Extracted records
++++++

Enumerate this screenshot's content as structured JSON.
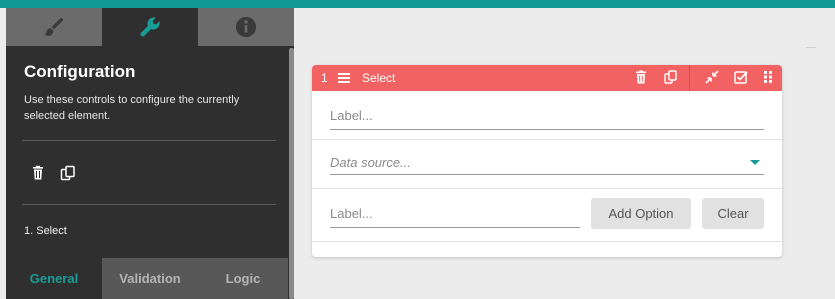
{
  "colors": {
    "accent": "#0f9a95",
    "panel_bg": "#2f2f2f",
    "header_red": "#f36262",
    "active_tab_text": "#1a9c96"
  },
  "left_panel": {
    "tabs": [
      {
        "name": "style",
        "icon": "brush-icon"
      },
      {
        "name": "configuration",
        "icon": "wrench-icon",
        "active": true
      },
      {
        "name": "info",
        "icon": "info-icon"
      }
    ],
    "title": "Configuration",
    "description": "Use these controls to configure the currently selected element.",
    "tools": [
      "trash-icon",
      "copy-icon"
    ],
    "breadcrumb": "1. Select",
    "bottom_tabs": [
      {
        "label": "General",
        "active": true
      },
      {
        "label": "Validation"
      },
      {
        "label": "Logic"
      }
    ]
  },
  "element": {
    "number": "1",
    "type": "Select",
    "header_icons": [
      "trash-icon",
      "copy-icon",
      "collapse-icon",
      "checkbox-icon",
      "drag-handle-icon"
    ],
    "label_placeholder": "Label...",
    "data_source_placeholder": "Data source...",
    "option_label_placeholder": "Label...",
    "add_option_label": "Add Option",
    "clear_label": "Clear"
  }
}
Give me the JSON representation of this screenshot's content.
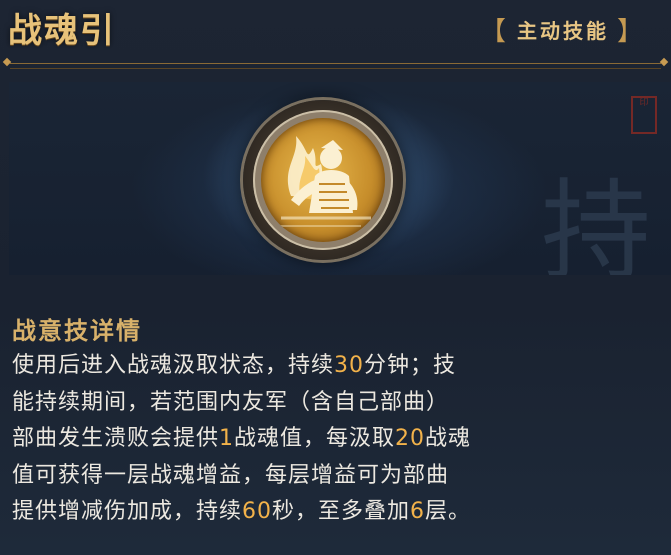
{
  "header": {
    "title": "战魂引",
    "tag_left": "【",
    "tag_label": "主动技能",
    "tag_right": "】"
  },
  "scene": {
    "skill_icon": "warrior-flame-icon",
    "seal_text": "印",
    "calligraphy_text": "持"
  },
  "details": {
    "section_title": "战意技详情",
    "lines": [
      [
        {
          "t": "使用后进入战魂汲取状态，持续"
        },
        {
          "t": "30",
          "hl": true
        },
        {
          "t": "分钟；技"
        }
      ],
      [
        {
          "t": "能持续期间，若范围内友军（含自己部曲）"
        }
      ],
      [
        {
          "t": "部曲发生溃败会提供"
        },
        {
          "t": "1",
          "hl": true
        },
        {
          "t": "战魂值，每汲取"
        },
        {
          "t": "20",
          "hl": true
        },
        {
          "t": "战魂"
        }
      ],
      [
        {
          "t": "值可获得一层战魂增益，每层增益可为部曲"
        }
      ],
      [
        {
          "t": "提供增减伤加成，持续"
        },
        {
          "t": "60",
          "hl": true
        },
        {
          "t": "秒，至多叠加"
        },
        {
          "t": "6",
          "hl": true
        },
        {
          "t": "层。"
        }
      ]
    ]
  },
  "colors": {
    "title": "#e7c27a",
    "highlight": "#f2b24a",
    "body_text": "#ece8e0"
  }
}
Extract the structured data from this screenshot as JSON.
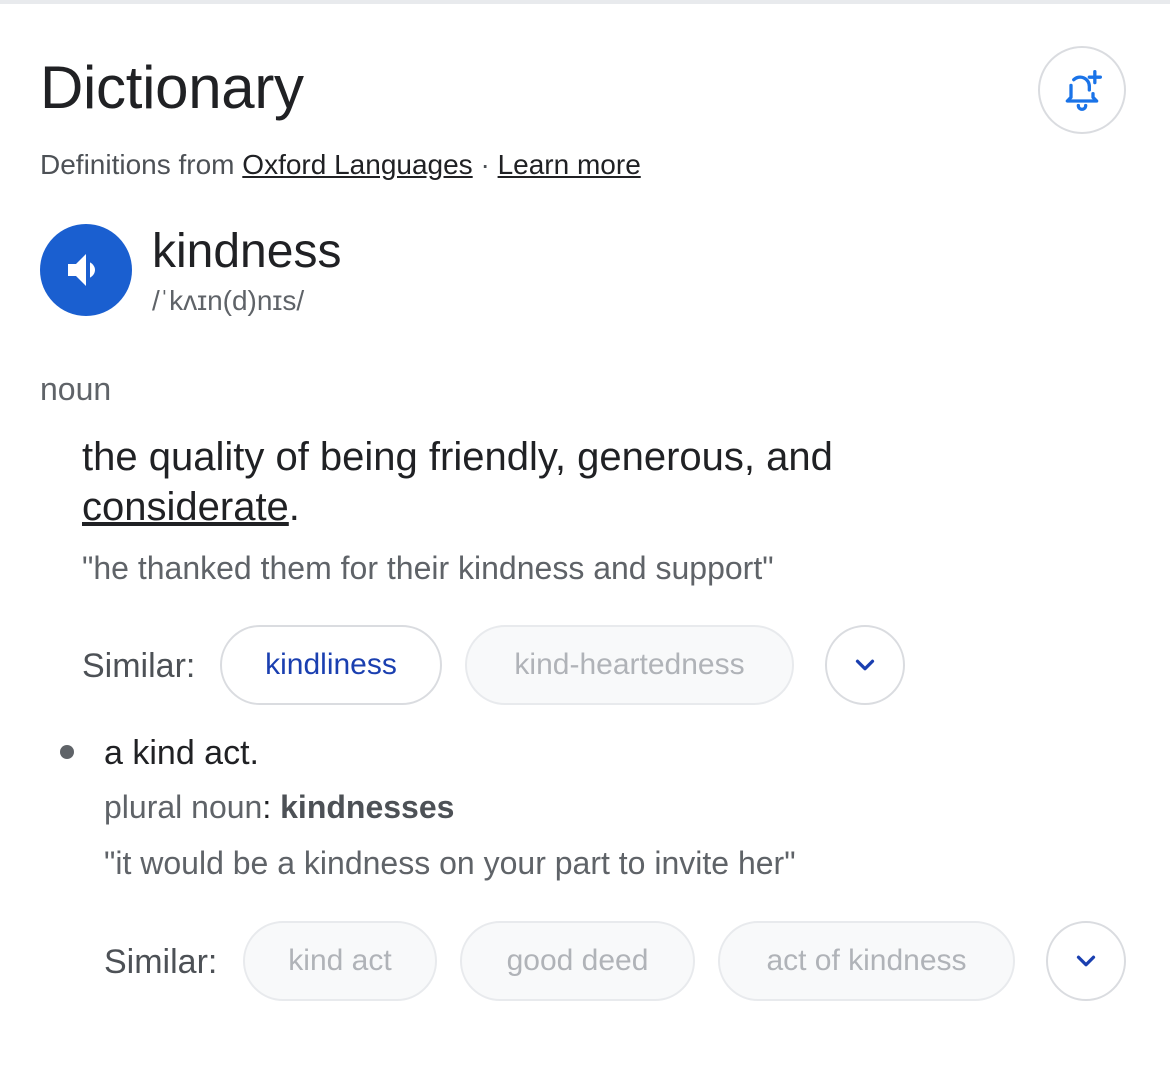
{
  "header": {
    "title": "Dictionary",
    "source_prefix": "Definitions from",
    "source_link": "Oxford Languages",
    "separator": "·",
    "learn_more": "Learn more",
    "alert_icon": "bell-plus-icon"
  },
  "entry": {
    "word": "kindness",
    "phonetic": "/ˈkʌɪn(d)nɪs/",
    "audio_icon": "speaker-icon",
    "part_of_speech": "noun"
  },
  "sense1": {
    "definition_text": "the quality of being friendly, generous, and ",
    "definition_link": "considerate",
    "definition_end": ".",
    "example": "\"he thanked them for their kindness and support\"",
    "similar_label": "Similar:",
    "similar": [
      "kindliness",
      "kind-heartedness"
    ]
  },
  "sense2": {
    "definition": "a kind act.",
    "plural_label": "plural noun",
    "plural_colon": ":",
    "plural_form": "kindnesses",
    "example": "\"it would be a kindness on your part to invite her\"",
    "similar_label": "Similar:",
    "similar": [
      "kind act",
      "good deed",
      "act of kindness"
    ]
  },
  "colors": {
    "accent_blue": "#1a5fd0",
    "link_blue": "#1a3fb0",
    "text_primary": "#202124",
    "text_secondary": "#5f6368",
    "chip_border": "#dadce0"
  }
}
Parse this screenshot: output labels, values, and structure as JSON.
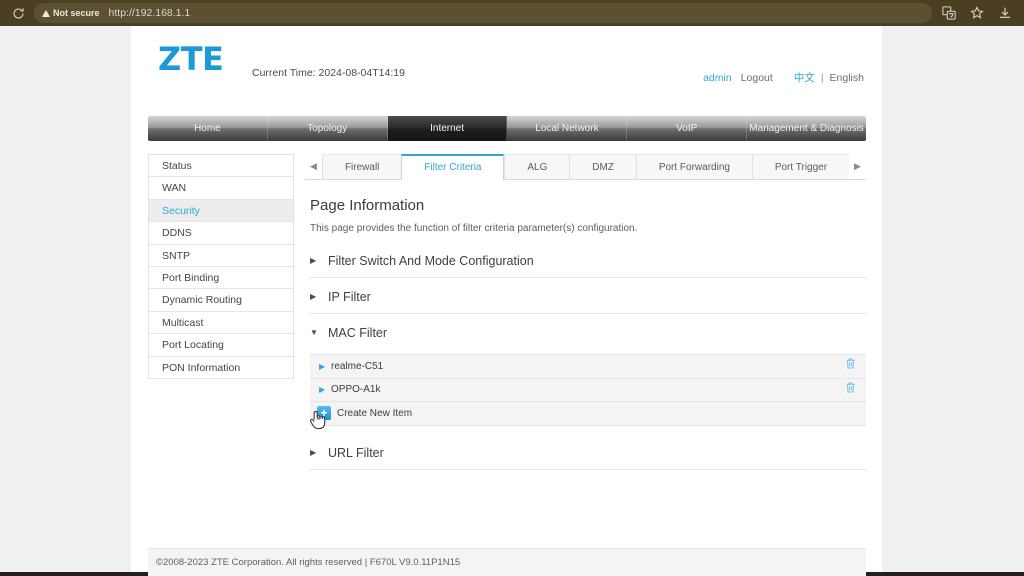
{
  "browser": {
    "reload_icon": "reload-icon",
    "security_label": "Not secure",
    "url": "http://192.168.1.1",
    "right_icons": [
      "translate-icon",
      "bookmark-star-icon",
      "download-icon"
    ]
  },
  "header": {
    "logo": "ZTE",
    "current_time": "Current Time: 2024-08-04T14:19",
    "user": "admin",
    "logout": "Logout",
    "lang_zh": "中文",
    "lang_sep": "|",
    "lang_en": "English"
  },
  "main_nav": {
    "items": [
      {
        "label": "Home",
        "active": false
      },
      {
        "label": "Topology",
        "active": false
      },
      {
        "label": "Internet",
        "active": true
      },
      {
        "label": "Local Network",
        "active": false
      },
      {
        "label": "VoIP",
        "active": false
      },
      {
        "label": "Management & Diagnosis",
        "active": false
      }
    ]
  },
  "sidebar": {
    "items": [
      {
        "label": "Status",
        "active": false
      },
      {
        "label": "WAN",
        "active": false
      },
      {
        "label": "Security",
        "active": true
      },
      {
        "label": "DDNS",
        "active": false
      },
      {
        "label": "SNTP",
        "active": false
      },
      {
        "label": "Port Binding",
        "active": false
      },
      {
        "label": "Dynamic Routing",
        "active": false
      },
      {
        "label": "Multicast",
        "active": false
      },
      {
        "label": "Port Locating",
        "active": false
      },
      {
        "label": "PON Information",
        "active": false
      }
    ]
  },
  "tabs": {
    "prev_arrow": "chevron-left-icon",
    "next_arrow": "chevron-right-icon",
    "items": [
      {
        "label": "Firewall",
        "active": false
      },
      {
        "label": "Filter Criteria",
        "active": true
      },
      {
        "label": "ALG",
        "active": false
      },
      {
        "label": "DMZ",
        "active": false
      },
      {
        "label": "Port Forwarding",
        "active": false
      },
      {
        "label": "Port Trigger",
        "active": false
      }
    ]
  },
  "panel": {
    "title": "Page Information",
    "description": "This page provides the function of filter criteria parameter(s) configuration.",
    "sections": [
      {
        "label": "Filter Switch And Mode Configuration",
        "expanded": false,
        "caret": "▶"
      },
      {
        "label": "IP Filter",
        "expanded": false,
        "caret": "▶"
      },
      {
        "label": "MAC Filter",
        "expanded": true,
        "caret": "▼"
      },
      {
        "label": "URL Filter",
        "expanded": false,
        "caret": "▶"
      }
    ],
    "mac_filter": {
      "label": "MAC Filter",
      "caret": "▼",
      "rows": [
        {
          "label": "realme-C51",
          "caret": "▶",
          "delete_icon": "trash-icon"
        },
        {
          "label": "OPPO-A1k",
          "caret": "▶",
          "delete_icon": "trash-icon"
        }
      ],
      "create_row": {
        "label": "Create New Item",
        "icon": "plus-icon"
      }
    }
  },
  "footer": {
    "text": "©2008-2023 ZTE Corporation. All rights reserved  |   F670L V9.0.11P1N15"
  },
  "colors": {
    "accent": "#2fa8cf",
    "logo_blue": "#1b9ad6",
    "chrome_bg": "#4a3f22",
    "page_bg": "#f0f0f0"
  }
}
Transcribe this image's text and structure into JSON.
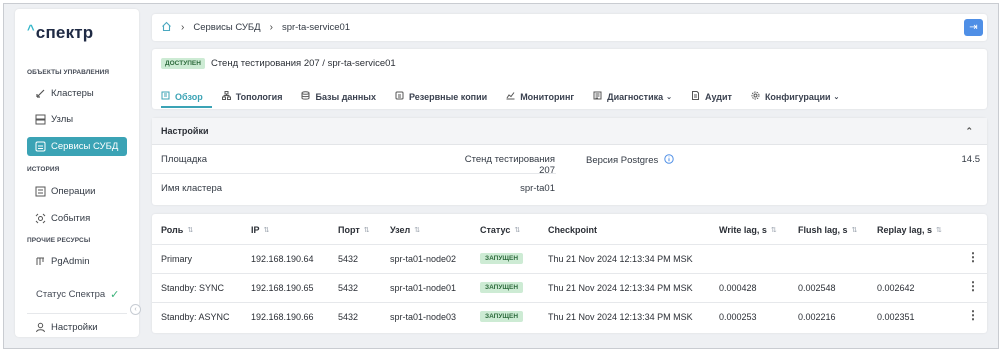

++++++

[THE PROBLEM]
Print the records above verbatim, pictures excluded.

[YOUR RESPONSE]
Enumerate this screenshot's content as structured JSON.
{
  "colors": {
    "accent": "#0f9a95",
    "panel_bg": "#2f2f2f",
    "header_red": "#f36262",
    "active_tab_text": "#1a9c96"
  },
  "left_panel": {
    "tabs": [
      {
        "name": "style",
        "icon": "brush-icon"
      },
      {
        "name": "configuration",
        "icon": "wrench-icon",
        "active": true
      },
      {
        "name": "info",
        "icon": "info-icon"
      }
    ],
    "title": "Configuration",
    "description": "Use these controls to configure the currently selected element.",
    "tools": [
      "trash-icon",
      "copy-icon"
    ],
    "breadcrumb": "1. Select",
    "bottom_tabs": [
      {
        "label": "General",
        "active": true
      },
      {
        "label": "Validation"
      },
      {
        "label": "Logic"
      }
    ]
  },
  "element": {
    "number": "1",
    "type": "Select",
    "header_icons": [
      "trash-icon",
      "copy-icon",
      "collapse-icon",
      "checkbox-icon",
      "drag-handle-icon"
    ],
    "label_placeholder": "Label...",
    "data_source_placeholder": "Data source...",
    "option_label_placeholder": "Label...",
    "add_option_label": "Add Option",
    "clear_label": "Clear"
  }
}
Give me the JSON representation of this screenshot's content.
{
  "header": {
    "title": "战魂引",
    "tag_left": "【",
    "tag_label": "主动技能",
    "tag_right": "】"
  },
  "scene": {
    "skill_icon": "warrior-flame-icon",
    "seal_text": "印",
    "calligraphy_text": "持"
  },
  "details": {
    "section_title": "战意技详情",
    "lines": [
      [
        {
          "t": "使用后进入战魂汲取状态，持续"
        },
        {
          "t": "30",
          "hl": true
        },
        {
          "t": "分钟；技"
        }
      ],
      [
        {
          "t": "能持续期间，若范围内友军（含自己部曲）"
        }
      ],
      [
        {
          "t": "部曲发生溃败会提供"
        },
        {
          "t": "1",
          "hl": true
        },
        {
          "t": "战魂值，每汲取"
        },
        {
          "t": "20",
          "hl": true
        },
        {
          "t": "战魂"
        }
      ],
      [
        {
          "t": "值可获得一层战魂增益，每层增益可为部曲"
        }
      ],
      [
        {
          "t": "提供增减伤加成，持续"
        },
        {
          "t": "60",
          "hl": true
        },
        {
          "t": "秒，至多叠加"
        },
        {
          "t": "6",
          "hl": true
        },
        {
          "t": "层。"
        }
      ]
    ]
  },
  "colors": {
    "title": "#e7c27a",
    "highlight": "#f2b24a",
    "body_text": "#ece8e0"
  }
}
Extract the structured data from this screenshot as JSON.
{
  "header": {
    "title": "Dictionary",
    "source_prefix": "Definitions from",
    "source_link": "Oxford Languages",
    "separator": "·",
    "learn_more": "Learn more",
    "alert_icon": "bell-plus-icon"
  },
  "entry": {
    "word": "kindness",
    "phonetic": "/ˈkʌɪn(d)nɪs/",
    "audio_icon": "speaker-icon",
    "part_of_speech": "noun"
  },
  "sense1": {
    "definition_text": "the quality of being friendly, generous, and ",
    "definition_link": "considerate",
    "definition_end": ".",
    "example": "\"he thanked them for their kindness and support\"",
    "similar_label": "Similar:",
    "similar": [
      "kindliness",
      "kind-heartedness"
    ]
  },
  "sense2": {
    "definition": "a kind act.",
    "plural_label": "plural noun",
    "plural_colon": ":",
    "plural_form": "kindnesses",
    "example": "\"it would be a kindness on your part to invite her\"",
    "similar_label": "Similar:",
    "similar": [
      "kind act",
      "good deed",
      "act of kindness"
    ]
  },
  "colors": {
    "accent_blue": "#1a5fd0",
    "link_blue": "#1a3fb0",
    "text_primary": "#202124",
    "text_secondary": "#5f6368",
    "chip_border": "#dadce0"
  }
}
Parse this screenshot: output labels, values, and structure as JSON.
{
  "browser": {
    "reload_icon": "reload-icon",
    "security_label": "Not secure",
    "url": "http://192.168.1.1",
    "right_icons": [
      "translate-icon",
      "bookmark-star-icon",
      "download-icon"
    ]
  },
  "header": {
    "logo": "ZTE",
    "current_time": "Current Time: 2024-08-04T14:19",
    "user": "admin",
    "logout": "Logout",
    "lang_zh": "中文",
    "lang_sep": "|",
    "lang_en": "English"
  },
  "main_nav": {
    "items": [
      {
        "label": "Home",
        "active": false
      },
      {
        "label": "Topology",
        "active": false
      },
      {
        "label": "Internet",
        "active": true
      },
      {
        "label": "Local Network",
        "active": false
      },
      {
        "label": "VoIP",
        "active": false
      },
      {
        "label": "Management & Diagnosis",
        "active": false
      }
    ]
  },
  "sidebar": {
    "items": [
      {
        "label": "Status",
        "active": false
      },
      {
        "label": "WAN",
        "active": false
      },
      {
        "label": "Security",
        "active": true
      },
      {
        "label": "DDNS",
        "active": false
      },
      {
        "label": "SNTP",
        "active": false
      },
      {
        "label": "Port Binding",
        "active": false
      },
      {
        "label": "Dynamic Routing",
        "active": false
      },
      {
        "label": "Multicast",
        "active": false
      },
      {
        "label": "Port Locating",
        "active": false
      },
      {
        "label": "PON Information",
        "active": false
      }
    ]
  },
  "tabs": {
    "prev_arrow": "chevron-left-icon",
    "next_arrow": "chevron-right-icon",
    "items": [
      {
        "label": "Firewall",
        "active": false
      },
      {
        "label": "Filter Criteria",
        "active": true
      },
      {
        "label": "ALG",
        "active": false
      },
      {
        "label": "DMZ",
        "active": false
      },
      {
        "label": "Port Forwarding",
        "active": false
      },
      {
        "label": "Port Trigger",
        "active": false
      }
    ]
  },
  "panel": {
    "title": "Page Information",
    "description": "This page provides the function of filter criteria parameter(s) configuration.",
    "sections": [
      {
        "label": "Filter Switch And Mode Configuration",
        "expanded": false,
        "caret": "▶"
      },
      {
        "label": "IP Filter",
        "expanded": false,
        "caret": "▶"
      },
      {
        "label": "MAC Filter",
        "expanded": true,
        "caret": "▼"
      },
      {
        "label": "URL Filter",
        "expanded": false,
        "caret": "▶"
      }
    ],
    "mac_filter": {
      "label": "MAC Filter",
      "caret": "▼",
      "rows": [
        {
          "label": "realme-C51",
          "caret": "▶",
          "delete_icon": "trash-icon"
        },
        {
          "label": "OPPO-A1k",
          "caret": "▶",
          "delete_icon": "trash-icon"
        }
      ],
      "create_row": {
        "label": "Create New Item",
        "icon": "plus-icon"
      }
    }
  },
  "footer": {
    "text": "©2008-2023 ZTE Corporation. All rights reserved  |   F670L V9.0.11P1N15"
  },
  "colors": {
    "accent": "#2fa8cf",
    "logo_blue": "#1b9ad6",
    "chrome_bg": "#4a3f22",
    "page_bg": "#f0f0f0"
  }
}
Transcribe this image's text and structure into JSON.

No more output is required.